One stormy night, Raccoon shivers and quivers in his home, deciding finally that "[b]eing alone on a night like tonight is scary." Grabbing his umbrella, he heads to his friends' houses--"swish," "plish"--asking for shelter from the storm. One after another, these old friends deny him comfort. "What bad luck," each says as they explain how Raccoon is too big for their dens. When he knocks on Rabbit's door, however, he is welcomed with open paws, even though her burrow is leaping with her kits, "hop[ping] and bop[ping] to the raindrops." When three soggy friends show up at the door a little while later, will they be invited in, too?
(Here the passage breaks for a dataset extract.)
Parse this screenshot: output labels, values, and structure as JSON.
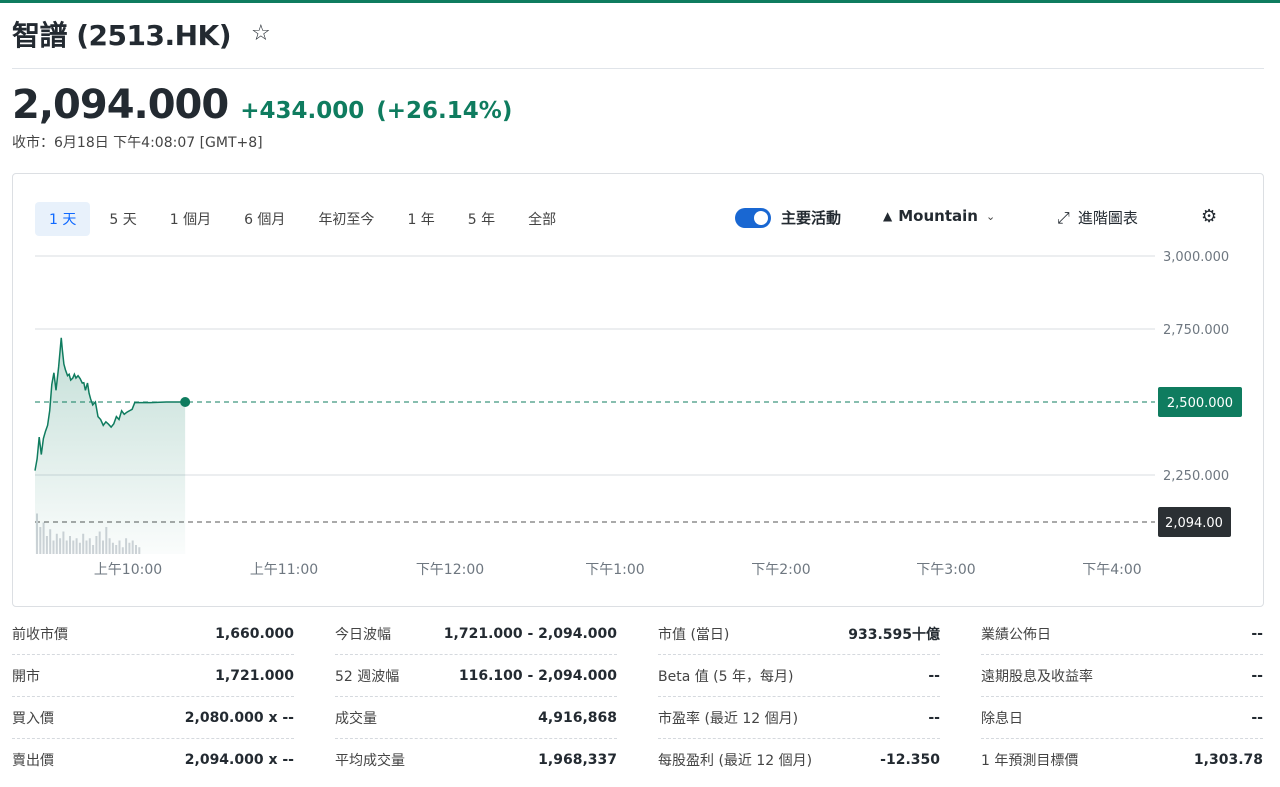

Of course! "There's always room for all our friends."

Whether in Scotland (Always Room for One More) or Ukraine (The Mitten), the idea of making room for just one more friend is well loved in folk tales. In May I Come In?, Marsha Diane Arnold (Waiting for Snow; Lost. Found.) embraces the classic storyline but leaves out the exploding house (or mitten) at the end. Jennie Poh's (Herbie's Big Adventure) woodland cast of characters also includes a possum, a quail and a woodchuck, all of whom are filled with personality, and covered in feathers and fur that readers will want to touch.

The lesson in this--as in every version of this delightful folktale--is gentle but clear: don't be stingy with your love. --Emilie Coulter, freelance writer and editor